During Chol Hamoed Pesach (the days between the beginning and end of the Passover week), I took the family to the circus, specifically Ringing Brother's in Philadelphia. Nothing quite like travelling with the whole family in the mini-van (are we there yet?). But that's another story (probably a more interesting one actually).
It's a perennial favorite, with my wife having fond memories of watching the circus while munching matza in her childhood...
The particular show we attended was specifically targeted at the religious Jewish community, with numerous small modifications to create an atmosphere that would draw this audience. (Those being, Jewish community entertainment following the main show, only kosher for Passover snacks and drinks sold during the show, and no scantily clad female performers during this performance.)

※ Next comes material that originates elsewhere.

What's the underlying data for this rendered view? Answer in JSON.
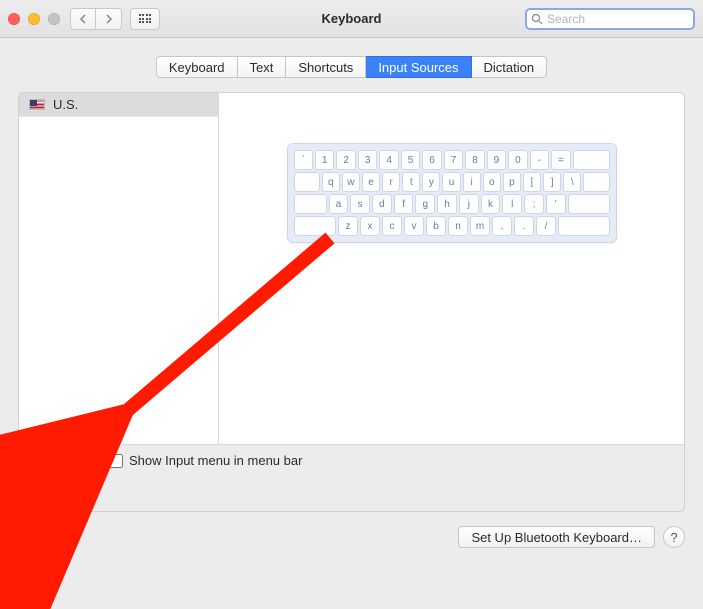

Having attended a few large events over the last year or so in New York, including the Siyum HaShas in Madison Square Garden and a Yankee's game, I had certain expectations of security. You know, at the Garden they were wanding everyone coming in, at Yankee Stadium they check all backs (and make everyone put their stuff in clear plastic bags they give out). Hey, it's not Israeli or airport level security ('please put your shoes on the belt'), but it's at least the appearence of security.
But the stadium in Philadelphia, the Spectrum, had nothing. Just walk right in, no problem. Carrying a giant duffel bag sir? Go right in. Nothing, nada, zip, zilch, shum da var.
While in this day and age it's hard to say who's not a target, I can't say I was the most comfortable being in a crowd of 20,000 Jewish attendee's with no security. Baruch Hashem, there wasn't any problem. But my expectations of security are higher and I'll be asking about it next time.
Yes, that man on the right is every Jewish family's (with young children, at least in the U.S.) favorite Uncle, it's Uncle Moishy. Before I was married I used to occasional catch a ride with a rabbi who, even when he was alone, played Uncle Moishy CD's all the time. I thought he was crazy, but he said the tunes just get in your head.
Seeing my younger kids jump up and down with excitement, I finally understand what he meant. (Of course, my oldest two, who are early teenagers, just kind of humf and complain about little kids music.)